Brian: And I expect actually that ratio will be changing. Depending on where our official ad pipeline is at, at times you'll see a lot more community stuff being run, and other times you'll probably see more paid for being run, but you'll always see community ads being run in some capacity.
DJ Templar: Okay. Are the existing in-game ads -- the Chris Jenkins, the City of Gyros, and that sort of thing -- are those going to be going away if you're opted into the new initiative?
Positron: No, they'll be put in the rotation with everything else.
DJ Templar: Oh, okay. One of the questions that I've been asked a lot -- especially with regard to the community content -- is "oh my God, how much is this going to cost?" Is there going to be a different price structure for player content as opposed to corporate content, or is that a yet-to-be-determined sort of thing?
Brian: So we're still working all these things out. My intention is not to charge from a community perspective for those sorts of things. But I can certainly see where people want to post anniversaries or things like that, and certainly you need a barrier to entry to do some things like that. We'll look at it, but certainly the intention here with in-game advertising is we'll make some revenue here from the advertisers, we'll put it directly into the development team to further improve the product, and all the community fun things that we have planned will just sort of be additive fun things at the end of the day.
Lighthouse: And I think one other thing to mention with anything that's coming in through the community is going to go through the same review process that the regular ads are going to be going through the team here and making sure that everybody has buyoff that this is an immersive thing that looks good in the game, it's appropriate for what we want to have out there on these billboards, so it'll always fit.

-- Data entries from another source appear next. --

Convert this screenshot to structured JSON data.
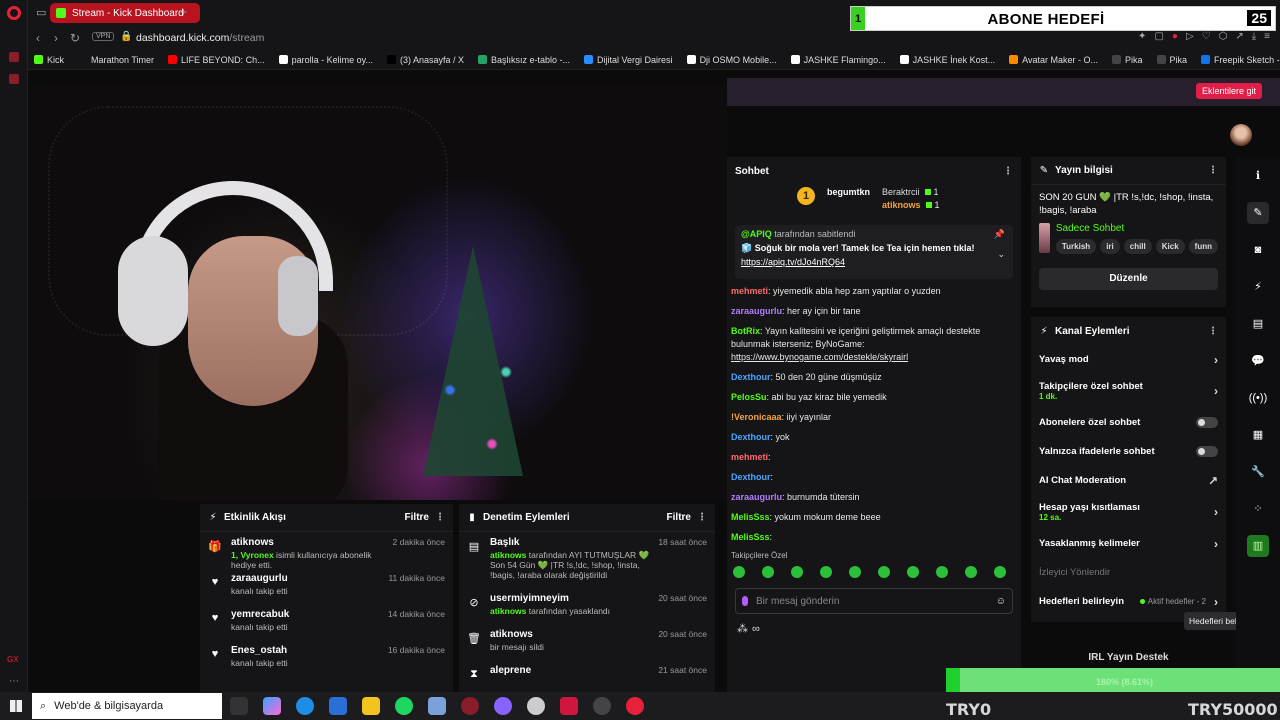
{
  "browser": {
    "tab_title": "Stream - Kick Dashboard",
    "vpn_label": "VPN",
    "url_domain": "dashboard.kick.com",
    "url_path": "/stream",
    "bookmarks": [
      {
        "label": "Kick",
        "color": "#53fc18"
      },
      {
        "label": "Marathon Timer",
        "color": "#151517"
      },
      {
        "label": "LIFE BEYOND: Ch...",
        "color": "#ff0000"
      },
      {
        "label": "parolla - Kelime oy...",
        "color": "#ffffff"
      },
      {
        "label": "(3) Anasayfa / X",
        "color": "#000000"
      },
      {
        "label": "Başlıksız e-tablo -...",
        "color": "#21a464"
      },
      {
        "label": "Dijital Vergi Dairesi",
        "color": "#2a8cff"
      },
      {
        "label": "Dji OSMO Mobile...",
        "color": "#ffffff"
      },
      {
        "label": "JASHKE Flamingo...",
        "color": "#ffffff"
      },
      {
        "label": "JASHKE İnek Kost...",
        "color": "#ffffff"
      },
      {
        "label": "Avatar Maker - O...",
        "color": "#ff8a00"
      },
      {
        "label": "Pika",
        "color": "#444444"
      },
      {
        "label": "Pika",
        "color": "#444444"
      },
      {
        "label": "Freepik Sketch - F...",
        "color": "#1273eb"
      }
    ],
    "extension_button": "Eklentilere git"
  },
  "overlay": {
    "goal_prefix": "1",
    "goal_title": "ABONE HEDEFİ",
    "goal_count": "25",
    "donate_text": "180% (8.61%)",
    "try_left": "TRY0",
    "try_right": "TRY50000"
  },
  "activity": {
    "title": "Etkinlik Akışı",
    "filter": "Filtre",
    "items": [
      {
        "user": "atiknows",
        "sub_hl": "1, Vyronex",
        "sub": " isimli kullanıcıya abonelik hediye etti.",
        "time": "2 dakika önce",
        "icon": "gift-icon",
        "glyph": "🎁"
      },
      {
        "user": "zaraaugurlu",
        "sub_hl": "",
        "sub": "kanalı takip etti",
        "time": "11 dakika önce",
        "icon": "heart-icon",
        "glyph": "♥"
      },
      {
        "user": "yemrecabuk",
        "sub_hl": "",
        "sub": "kanalı takip etti",
        "time": "14 dakika önce",
        "icon": "heart-icon",
        "glyph": "♥"
      },
      {
        "user": "Enes_ostah",
        "sub_hl": "",
        "sub": "kanalı takip etti",
        "time": "16 dakika önce",
        "icon": "heart-icon",
        "glyph": "♥"
      }
    ]
  },
  "moderation": {
    "title": "Denetim Eylemleri",
    "filter": "Filtre",
    "items": [
      {
        "user": "Başlık",
        "sub_hl": "atiknows",
        "sub": " tarafından AYI TUTMUŞLAR 💚 Son 54 Gün 💚 |TR !s,!dc, !shop, !insta, !bagis, !araba olarak değiştirildi",
        "time": "18 saat önce",
        "icon": "title-icon",
        "glyph": "▤"
      },
      {
        "user": "usermiyimneyim",
        "sub_hl": "atiknows",
        "sub": " tarafından yasaklandı",
        "time": "20 saat önce",
        "icon": "ban-icon",
        "glyph": "⊘"
      },
      {
        "user": "atiknows",
        "sub_hl": "",
        "sub": "bir mesajı sildi",
        "time": "20 saat önce",
        "icon": "trash-icon",
        "glyph": "🗑"
      },
      {
        "user": "aleprene",
        "sub_hl": "",
        "sub": "",
        "time": "21 saat önce",
        "icon": "timeout-icon",
        "glyph": "⧗"
      }
    ]
  },
  "chat": {
    "title": "Sohbet",
    "leaderboard": {
      "top_rank": "1",
      "top_user": "begumtkn",
      "second_user": "Beraktrcii",
      "second_count": "1",
      "third_user": "atiknows",
      "third_count": "1"
    },
    "pinned": {
      "pinned_by_user": "@APIQ",
      "pinned_by_text": " tarafından sabitlendi",
      "message": "🧊 Soğuk bir mola ver! Tamek Ice Tea için hemen tıkla!",
      "link": "https://apiq.tv/dJo4nRQ64"
    },
    "messages": [
      {
        "user": "mehmeti",
        "color": "#ff6b6b",
        "text": ": yiyemedik abla hep zam yaptılar o yuzden"
      },
      {
        "user": "zaraaugurlu",
        "color": "#b07cff",
        "text": ": her ay için bir tane"
      },
      {
        "user": "BotRix",
        "color": "#53fc18",
        "text": ": Yayın kalitesini ve içeriğini geliştirmek amaçlı destekte bulunmak isterseniz; ByNoGame: ",
        "link": "https://www.bynogame.com/destekle/skyrairl"
      },
      {
        "user": "Dexthour",
        "color": "#4aa3ff",
        "text": ": 50 den 20 güne düşmüşüz"
      },
      {
        "user": "PelosSu",
        "color": "#53fc18",
        "text": ": abi bu yaz kiraz bile yemedik"
      },
      {
        "user": "!Veronicaaa",
        "color": "#f2a33a",
        "text": ": iiyi yayınlar"
      },
      {
        "user": "Dexthour",
        "color": "#4aa3ff",
        "text": ": yok"
      },
      {
        "user": "mehmeti",
        "color": "#ff6b6b",
        "text": ":"
      },
      {
        "user": "Dexthour",
        "color": "#4aa3ff",
        "text": ":"
      },
      {
        "user": "zaraaugurlu",
        "color": "#b07cff",
        "text": ": burnumda tütersin"
      },
      {
        "user": "MelisSss",
        "color": "#53fc18",
        "text": ": yokum mokum deme beee"
      },
      {
        "user": "MelisSss",
        "color": "#53fc18",
        "text": ":"
      }
    ],
    "emote_label": "Takipçilere Özel",
    "input_placeholder": "Bir mesaj gönderin"
  },
  "stream_info": {
    "title": "Yayın bilgisi",
    "stream_title": "SON 20 GUN 💚 |TR !s,!dc, !shop, !insta, !bagis, !araba",
    "category": "Sadece Sohbet",
    "tags": [
      "Turkish",
      "iri",
      "chill",
      "Kick",
      "funn"
    ],
    "edit_button": "Düzenle"
  },
  "channel_actions": {
    "title": "Kanal Eylemleri",
    "slow_mode": "Yavaş mod",
    "followers_only": "Takipçilere özel sohbet",
    "followers_only_sub": "1 dk.",
    "subs_only": "Abonelere özel sohbet",
    "emotes_only": "Yalnızca ifadelerle sohbet",
    "ai_moderation": "AI Chat Moderation",
    "account_age": "Hesap yaşı kısıtlaması",
    "account_age_sub": "12 sa.",
    "banned_words": "Yasaklanmış kelimeler",
    "viewer_redirect": "İzleyici Yönlendir",
    "goals": "Hedefleri belirleyin",
    "goals_status": "Aktif hedefler - 2",
    "tooltip": "Hedefleri belirleyin"
  },
  "irl_title": "IRL Yayın Destek",
  "taskbar": {
    "search_placeholder": "Web'de & bilgisayarda"
  }
}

DJ Shecky: How often will the ads be rotating? If you zone out, and then zone back in two minutes later, are they going to be different? Or if you turn around, are you going to see a different ad? Or are two people going to look at the same billboard and see two different ads?
Positron: I'm actually not exactly sure on how that works. I can grab a programmer here in a minute -- probably in the next break -- and get you a better answer on that one. But I believe it's served per-client, so different clients will possibly see different ads, and we also ... Double Fusion makes sure that you don't see the same ad over and over and over and over again, so there will be a variety so you won't just see the same single ad on every billboard in the zone.
DJ Templar: Speaking about revenue, the initial announcement states that all the all the revenue generated by ad sales in this program go towards City of Heroes development, City of Villains development, and there's been some people that say "well sure it is, it's being used for all sorts of that we have no way of knowing." So if you could, just reiterate for us where this money is going and how it's being used.
Brian: I'd be happy to. So, we certainly don't want ads in our game for the sake of just having ads, right? And so it was very important that we were able to sort of work with the executive management within NCsoft to ensure that every dollar that is coming from in-game advertising be contributed directly back to the development team. And what I like about this is that this is really one of the few -- maybe the only -- opportunity for players to directly contribute to the development team's budget without actually having to open their wallet. And so, if we do everything right, and we implement things in a way that is seamless and immersive and additive to the overall feel of our current zones, then I think this is going to be a big win for the community and for the dev team, and we're going to have a lot more resources to work with, hopefully, and bring you guys cooler and more content.
Positron: Yeah, I would love to do like I did with the wedding pack and be able to point out features that the advertising revenue has bought you guys. And we'll see exactly how that is going to work out in the future.
DJ Templar: I think there was something on the forums about how revenue from the wedding pack helped make the VEATs a reality. Is that accurate?
Positron: Accurately, what happened was we had originally scheduled them for Issue 13, but because of the wedding pack sales, we were able to fast-track them, and put some more resources into them, and get them into Issue 12.